Tuesday, January 18, 2011

Some Thoughts on Ontology

Recently, there was another throw down between the relationists and the OOO. And almost predictably, it also became annoyingly personal between many of the participants. For various reasons (including that I had too much to do this weekend to actually keep up), I'm not going to respond to any of it. Instead, it merely encouraged me to make a rare post on ontology proper. What is going to follow are a series of relatively unsupported theses on ontology that I sometimes, on occasion, subscribe to. I welcome responses, but I have no real desire to defend current thoughts. So, feel free to disagree. I'll read and think about it. I probably won't defend anything. Though I might, if the spirit moves me.

(1) I don't believe in first philosophy. Instead, philosophy is filled with semi-discreet, enmeshing sub-disciplines. Ethics and ontology are two different things, but not wholly different. And more importantly, one doesn't come before the other. (And of course, it could also be aesthetics, epistemology, etc.).

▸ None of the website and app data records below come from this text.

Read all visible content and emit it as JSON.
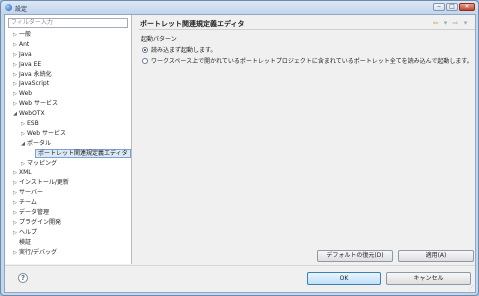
{
  "window": {
    "title": "設定",
    "minimize_glyph": "‒",
    "maximize_glyph": "□",
    "close_glyph": "✕"
  },
  "sidebar": {
    "filter_placeholder": "フィルター入力",
    "items": [
      {
        "label": "一般",
        "twisty": "▷"
      },
      {
        "label": "Ant",
        "twisty": "▷"
      },
      {
        "label": "Java",
        "twisty": "▷"
      },
      {
        "label": "Java EE",
        "twisty": "▷"
      },
      {
        "label": "Java 永続化",
        "twisty": "▷"
      },
      {
        "label": "JavaScript",
        "twisty": "▷"
      },
      {
        "label": "Web",
        "twisty": "▷"
      },
      {
        "label": "Web サービス",
        "twisty": "▷"
      },
      {
        "label": "WebOTX",
        "twisty": "◢"
      },
      {
        "label": "ESB",
        "twisty": "▷"
      },
      {
        "label": "Web サービス",
        "twisty": "▷"
      },
      {
        "label": "ポータル",
        "twisty": "◢"
      },
      {
        "label": "ポートレット関連規定義エディタ",
        "twisty": ""
      },
      {
        "label": "マッピング",
        "twisty": "▷"
      },
      {
        "label": "XML",
        "twisty": "▷"
      },
      {
        "label": "インストール/更新",
        "twisty": "▷"
      },
      {
        "label": "サーバー",
        "twisty": "▷"
      },
      {
        "label": "チーム",
        "twisty": "▷"
      },
      {
        "label": "データ管理",
        "twisty": "▷"
      },
      {
        "label": "プラグイン開発",
        "twisty": "▷"
      },
      {
        "label": "ヘルプ",
        "twisty": "▷"
      },
      {
        "label": "検証",
        "twisty": ""
      },
      {
        "label": "実行/デバッグ",
        "twisty": "▷"
      }
    ]
  },
  "main": {
    "title": "ポートレット関連規定義エディタ",
    "nav": {
      "back": "⇦",
      "back_menu": "▾",
      "forward": "⇨",
      "forward_menu": "▾"
    },
    "group_label": "起動パターン",
    "options": [
      {
        "label": "読み込まず起動します。",
        "selected": true
      },
      {
        "label": "ワークスペース上で開かれているポートレットプロジェクトに含まれているポートレット全てを読み込んで起動します。",
        "selected": false
      }
    ],
    "restore_defaults": "デフォルトの復元(D)",
    "apply": "適用(A)"
  },
  "footer": {
    "help_glyph": "?",
    "ok": "OK",
    "cancel": "キャンセル"
  }
}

(2) Obviously, I am anti-anthropocentric. In ethics and other things this might be a weak anti-anthropocentrism. I am convinced that we need to extend our ethical duties and obligations to other animals, I am not convinced we do so to my desk. I am, however, completely convinced that my desk is a full ontological being. That is to say, I am a strong anti-anthropocentrist in ontology. For example, in order to open up the desk, I have to first open up the drawer above my lap, and only then am I allowed to open up the drawers to my side. That seems to me that I am dealing with a real ontological interaction. Meanwhile, the conductive elements in the microchips in my computer interact with electricity, and random bits of information occasionally get lost or moved around without my ever telling my computer to do those things. In other words, it is obvious to me that things interact with each other, and humans never have to be on site for this to happen (this is so obvious to me, I wonder how anyone can disagree with it).

(3) I'm not sure about withdrawal. I am sure about opacity. Any system of relation (both internal systems and external systems) has to deal with opacity. This is basically an anti-anthropocentric reading of Glissant's brilliant text, Poetics of Relation. I highly suggest it for anyone who hasn't read it. Opacity means that beings are never given over to another being. This is both true for beings outside of my self, but also beings internal to my self. Now, opacity is not an empirical part of relations to be overcome, but a constitutive part of relations that is both essential and important. As Wittgenstein famously put it, "We have got onto slippery ice where there is no friction and so in a certain sense the conditions are ideal, but also, just because of that, we are unable to walk. We want to walk so we need friction. Back to the rough ground!"

There are a lot more, but I suddenly have to run. If I don't hit the publish button, I know I won't come back to this post anytime soon.